== Segment start ==

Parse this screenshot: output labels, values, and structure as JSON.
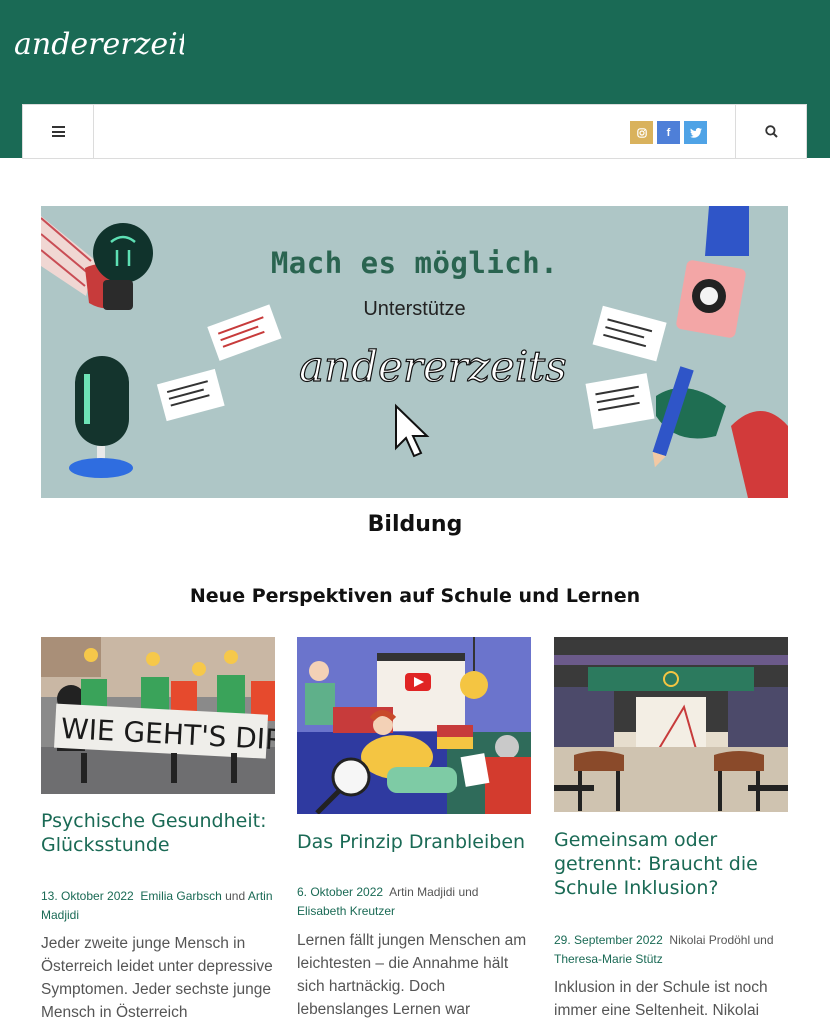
{
  "header": {
    "logo_text": "andererzeits",
    "social": [
      {
        "name": "instagram",
        "icon": "instagram-icon",
        "color": "#d9b25d"
      },
      {
        "name": "facebook",
        "icon": "facebook-icon",
        "label": "f",
        "color": "#4e7fd8"
      },
      {
        "name": "twitter",
        "icon": "twitter-icon",
        "color": "#4fa3e6"
      }
    ],
    "brand_color": "#1a6a55"
  },
  "banner": {
    "headline": "Mach es möglich.",
    "subline": "Unterstütze",
    "logo_text": "andererzeits",
    "background": "#aec6c6"
  },
  "section": {
    "title": "Bildung",
    "subtitle": "Neue Perspektiven auf Schule und Lernen"
  },
  "articles": [
    {
      "image_caption": "WIE GEHT'S DIR?",
      "title": "Psychische Gesundheit: Glücksstunde",
      "date": "13. Oktober 2022",
      "author1": "Emilia Garbsch",
      "conj": "und",
      "author2": "Artin Madjidi",
      "excerpt": "Jeder zweite junge Mensch in Österreich leidet unter depressive Symptomen. Jeder sechste junge Mensch in Österreich"
    },
    {
      "title": "Das Prinzip Dranbleiben",
      "date": "6. Oktober 2022",
      "author1": "Artin Madjidi",
      "conj": "und",
      "author2": "Elisabeth Kreutzer",
      "excerpt": "Lernen fällt jungen Menschen am leichtesten – die Annahme hält sich hartnäckig. Doch lebenslanges Lernen war"
    },
    {
      "title": "Gemeinsam oder getrennt: Braucht die Schule Inklusion?",
      "date": "29. September 2022",
      "author1": "Nikolai Prodöhl",
      "conj": "und",
      "author2": "Theresa-Marie Stütz",
      "excerpt": "Inklusion in der Schule ist noch immer eine Seltenheit. Nikolai und"
    }
  ]
}
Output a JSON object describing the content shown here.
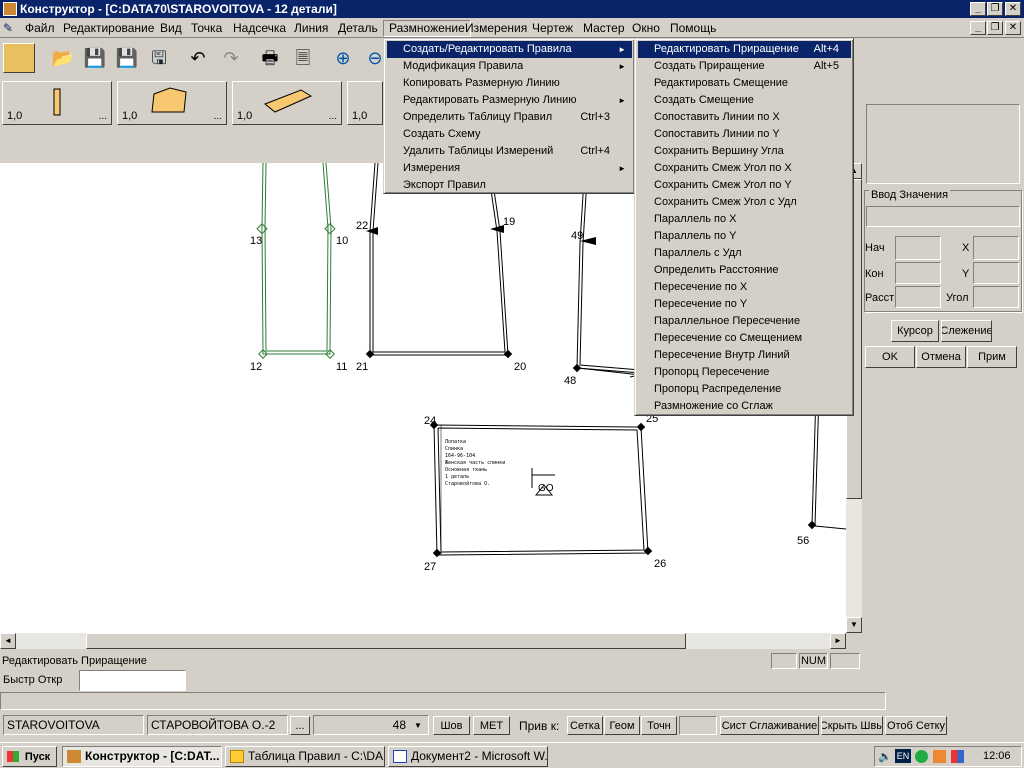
{
  "window": {
    "title": "Конструктор - [C:DATA70\\STAROVOITOVA  - 12 детали]",
    "min": "_",
    "restore": "❐",
    "close": "✕"
  },
  "menubar": [
    "Файл",
    "Редактирование",
    "Вид",
    "Точка",
    "Надсечка",
    "Линия",
    "Деталь",
    "Размножение",
    "Измерения",
    "Чертеж",
    "Мастер",
    "Окно",
    "Помощь"
  ],
  "menu1": {
    "items": [
      {
        "label": "Создать/Редактировать Правила",
        "acc": "",
        "arrow": "►"
      },
      {
        "label": "Модификация Правила",
        "acc": "",
        "arrow": "►"
      },
      {
        "label": "Копировать Размерную Линию",
        "acc": "",
        "arrow": ""
      },
      {
        "label": "Редактировать Размерную Линию",
        "acc": "",
        "arrow": "►"
      },
      {
        "label": "Определить Таблицу Правил",
        "acc": "Ctrl+3",
        "arrow": ""
      },
      {
        "label": "Создать Схему",
        "acc": "",
        "arrow": ""
      },
      {
        "label": "Удалить Таблицы Измерений",
        "acc": "Ctrl+4",
        "arrow": ""
      },
      {
        "label": "Измерения",
        "acc": "",
        "arrow": "►"
      },
      {
        "label": "Экспорт Правил",
        "acc": "",
        "arrow": ""
      }
    ]
  },
  "menu2": {
    "items": [
      {
        "label": "Редактировать Приращение",
        "acc": "Alt+4"
      },
      {
        "label": "Создать Приращение",
        "acc": "Alt+5"
      },
      {
        "label": "Редактировать Смещение",
        "acc": ""
      },
      {
        "label": "Создать Смещение",
        "acc": ""
      },
      {
        "label": "Сопоставить Линии по X",
        "acc": ""
      },
      {
        "label": "Сопоставить Линии по Y",
        "acc": ""
      },
      {
        "label": "Сохранить Вершину Угла",
        "acc": ""
      },
      {
        "label": "Сохранить Смеж Угол по X",
        "acc": ""
      },
      {
        "label": "Сохранить Смеж Угол по Y",
        "acc": ""
      },
      {
        "label": "Сохранить Смеж Угол с Удл",
        "acc": ""
      },
      {
        "label": "Параллель по X",
        "acc": ""
      },
      {
        "label": "Параллель по Y",
        "acc": ""
      },
      {
        "label": "Параллель с Удл",
        "acc": ""
      },
      {
        "label": "Определить Расстояние",
        "acc": ""
      },
      {
        "label": "Пересечение по X",
        "acc": ""
      },
      {
        "label": "Пересечение по Y",
        "acc": ""
      },
      {
        "label": "Параллельное Пересечение",
        "acc": ""
      },
      {
        "label": "Пересечение со Смещением",
        "acc": ""
      },
      {
        "label": "Пересечение Внутр Линий",
        "acc": ""
      },
      {
        "label": "Пропорц Пересечение",
        "acc": ""
      },
      {
        "label": "Пропорц Распределение",
        "acc": ""
      },
      {
        "label": "Размножение со Сглаж",
        "acc": ""
      }
    ]
  },
  "palette": [
    "1,0",
    "1,0",
    "1,0",
    "1,0"
  ],
  "palette_dots": "...",
  "drawing": {
    "points": [
      "13",
      "10",
      "12",
      "11",
      "22",
      "19",
      "21",
      "20",
      "49",
      "48",
      "24",
      "25",
      "27",
      "26",
      "56"
    ],
    "piece_note": [
      "Лопатка",
      "Спинка",
      "164-96-104",
      "Женская часть спинки",
      "Основная ткань",
      "1 деталь",
      "Старовойтова О."
    ],
    "grain": "GO"
  },
  "rightpanel": {
    "input_group": "Ввод Значения",
    "nach": "Нач",
    "x": "X",
    "kon": "Кон",
    "y": "Y",
    "rast": "Расст",
    "ugol": "Угол",
    "cursor_btn": "Курсор",
    "follow_btn": "Слежение",
    "ok_btn": "OK",
    "cancel_btn": "Отмена",
    "apply_btn": "Прим"
  },
  "status": {
    "hint": "Редактировать Приращение",
    "num": "NUM"
  },
  "quick": {
    "label": "Быстр Откр",
    "value": ""
  },
  "bottom": {
    "user": "STAROVOITOVA",
    "user_ru": "СТАРОВОЙТОВА О.-2",
    "ellipsis": "...",
    "size": "48",
    "shov": "Шов",
    "met": "МЕТ",
    "priv": "Прив к:",
    "setka": "Сетка",
    "geom": "Геом",
    "toch": "Точн",
    "sist": "Сист Сглаживание",
    "hide": "Скрыть Швы",
    "grid": "Отоб Сетку"
  },
  "taskbar": {
    "start": "Пуск",
    "tasks": [
      "Конструктор - [C:DAT...",
      "Таблица Правил - C:\\DA...",
      "Документ2 - Microsoft W..."
    ],
    "lang": "EN",
    "clock": "12:06"
  },
  "colors": {
    "title": "#0a246a",
    "menu_sel": "#0a246a",
    "piece_green": "#2e7d32"
  }
}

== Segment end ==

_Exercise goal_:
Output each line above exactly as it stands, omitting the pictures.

_Solution for this task_:
Parse this screenshot: output labels, values, and structure as JSON.
{
  "header": {
    "logo_text": "andererzeits",
    "social": [
      {
        "name": "instagram",
        "icon": "instagram-icon",
        "color": "#d9b25d"
      },
      {
        "name": "facebook",
        "icon": "facebook-icon",
        "label": "f",
        "color": "#4e7fd8"
      },
      {
        "name": "twitter",
        "icon": "twitter-icon",
        "color": "#4fa3e6"
      }
    ],
    "brand_color": "#1a6a55"
  },
  "banner": {
    "headline": "Mach es möglich.",
    "subline": "Unterstütze",
    "logo_text": "andererzeits",
    "background": "#aec6c6"
  },
  "section": {
    "title": "Bildung",
    "subtitle": "Neue Perspektiven auf Schule und Lernen"
  },
  "articles": [
    {
      "image_caption": "WIE GEHT'S DIR?",
      "title": "Psychische Gesundheit: Glücksstunde",
      "date": "13. Oktober 2022",
      "author1": "Emilia Garbsch",
      "conj": "und",
      "author2": "Artin Madjidi",
      "excerpt": "Jeder zweite junge Mensch in Österreich leidet unter depressive Symptomen. Jeder sechste junge Mensch in Österreich"
    },
    {
      "title": "Das Prinzip Dranbleiben",
      "date": "6. Oktober 2022",
      "author1": "Artin Madjidi",
      "conj": "und",
      "author2": "Elisabeth Kreutzer",
      "excerpt": "Lernen fällt jungen Menschen am leichtesten – die Annahme hält sich hartnäckig. Doch lebenslanges Lernen war"
    },
    {
      "title": "Gemeinsam oder getrennt: Braucht die Schule Inklusion?",
      "date": "29. September 2022",
      "author1": "Nikolai Prodöhl",
      "conj": "und",
      "author2": "Theresa-Marie Stütz",
      "excerpt": "Inklusion in der Schule ist noch immer eine Seltenheit. Nikolai und"
    }
  ]
}
Output a JSON object describing the content shown here.
{
  "window": {
    "title": "Конструктор - [C:DATA70\\STAROVOITOVA  - 12 детали]",
    "min": "_",
    "restore": "❐",
    "close": "✕"
  },
  "menubar": [
    "Файл",
    "Редактирование",
    "Вид",
    "Точка",
    "Надсечка",
    "Линия",
    "Деталь",
    "Размножение",
    "Измерения",
    "Чертеж",
    "Мастер",
    "Окно",
    "Помощь"
  ],
  "menu1": {
    "items": [
      {
        "label": "Создать/Редактировать Правила",
        "acc": "",
        "arrow": "►"
      },
      {
        "label": "Модификация Правила",
        "acc": "",
        "arrow": "►"
      },
      {
        "label": "Копировать Размерную Линию",
        "acc": "",
        "arrow": ""
      },
      {
        "label": "Редактировать Размерную Линию",
        "acc": "",
        "arrow": "►"
      },
      {
        "label": "Определить Таблицу Правил",
        "acc": "Ctrl+3",
        "arrow": ""
      },
      {
        "label": "Создать Схему",
        "acc": "",
        "arrow": ""
      },
      {
        "label": "Удалить Таблицы Измерений",
        "acc": "Ctrl+4",
        "arrow": ""
      },
      {
        "label": "Измерения",
        "acc": "",
        "arrow": "►"
      },
      {
        "label": "Экспорт Правил",
        "acc": "",
        "arrow": ""
      }
    ]
  },
  "menu2": {
    "items": [
      {
        "label": "Редактировать Приращение",
        "acc": "Alt+4"
      },
      {
        "label": "Создать Приращение",
        "acc": "Alt+5"
      },
      {
        "label": "Редактировать Смещение",
        "acc": ""
      },
      {
        "label": "Создать Смещение",
        "acc": ""
      },
      {
        "label": "Сопоставить Линии по X",
        "acc": ""
      },
      {
        "label": "Сопоставить Линии по Y",
        "acc": ""
      },
      {
        "label": "Сохранить Вершину Угла",
        "acc": ""
      },
      {
        "label": "Сохранить Смеж Угол по X",
        "acc": ""
      },
      {
        "label": "Сохранить Смеж Угол по Y",
        "acc": ""
      },
      {
        "label": "Сохранить Смеж Угол с Удл",
        "acc": ""
      },
      {
        "label": "Параллель по X",
        "acc": ""
      },
      {
        "label": "Параллель по Y",
        "acc": ""
      },
      {
        "label": "Параллель с Удл",
        "acc": ""
      },
      {
        "label": "Определить Расстояние",
        "acc": ""
      },
      {
        "label": "Пересечение по X",
        "acc": ""
      },
      {
        "label": "Пересечение по Y",
        "acc": ""
      },
      {
        "label": "Параллельное Пересечение",
        "acc": ""
      },
      {
        "label": "Пересечение со Смещением",
        "acc": ""
      },
      {
        "label": "Пересечение Внутр Линий",
        "acc": ""
      },
      {
        "label": "Пропорц Пересечение",
        "acc": ""
      },
      {
        "label": "Пропорц Распределение",
        "acc": ""
      },
      {
        "label": "Размножение со Сглаж",
        "acc": ""
      }
    ]
  },
  "palette": [
    "1,0",
    "1,0",
    "1,0",
    "1,0"
  ],
  "palette_dots": "...",
  "drawing": {
    "points": [
      "13",
      "10",
      "12",
      "11",
      "22",
      "19",
      "21",
      "20",
      "49",
      "48",
      "24",
      "25",
      "27",
      "26",
      "56"
    ],
    "piece_note": [
      "Лопатка",
      "Спинка",
      "164-96-104",
      "Женская часть спинки",
      "Основная ткань",
      "1 деталь",
      "Старовойтова О."
    ],
    "grain": "GO"
  },
  "rightpanel": {
    "input_group": "Ввод Значения",
    "nach": "Нач",
    "x": "X",
    "kon": "Кон",
    "y": "Y",
    "rast": "Расст",
    "ugol": "Угол",
    "cursor_btn": "Курсор",
    "follow_btn": "Слежение",
    "ok_btn": "OK",
    "cancel_btn": "Отмена",
    "apply_btn": "Прим"
  },
  "status": {
    "hint": "Редактировать Приращение",
    "num": "NUM"
  },
  "quick": {
    "label": "Быстр Откр",
    "value": ""
  },
  "bottom": {
    "user": "STAROVOITOVA",
    "user_ru": "СТАРОВОЙТОВА О.-2",
    "ellipsis": "...",
    "size": "48",
    "shov": "Шов",
    "met": "МЕТ",
    "priv": "Прив к:",
    "setka": "Сетка",
    "geom": "Геом",
    "toch": "Точн",
    "sist": "Сист Сглаживание",
    "hide": "Скрыть Швы",
    "grid": "Отоб Сетку"
  },
  "taskbar": {
    "start": "Пуск",
    "tasks": [
      "Конструктор - [C:DAT...",
      "Таблица Правил - C:\\DA...",
      "Документ2 - Microsoft W..."
    ],
    "lang": "EN",
    "clock": "12:06"
  },
  "colors": {
    "title": "#0a246a",
    "menu_sel": "#0a246a",
    "piece_green": "#2e7d32"
  }
}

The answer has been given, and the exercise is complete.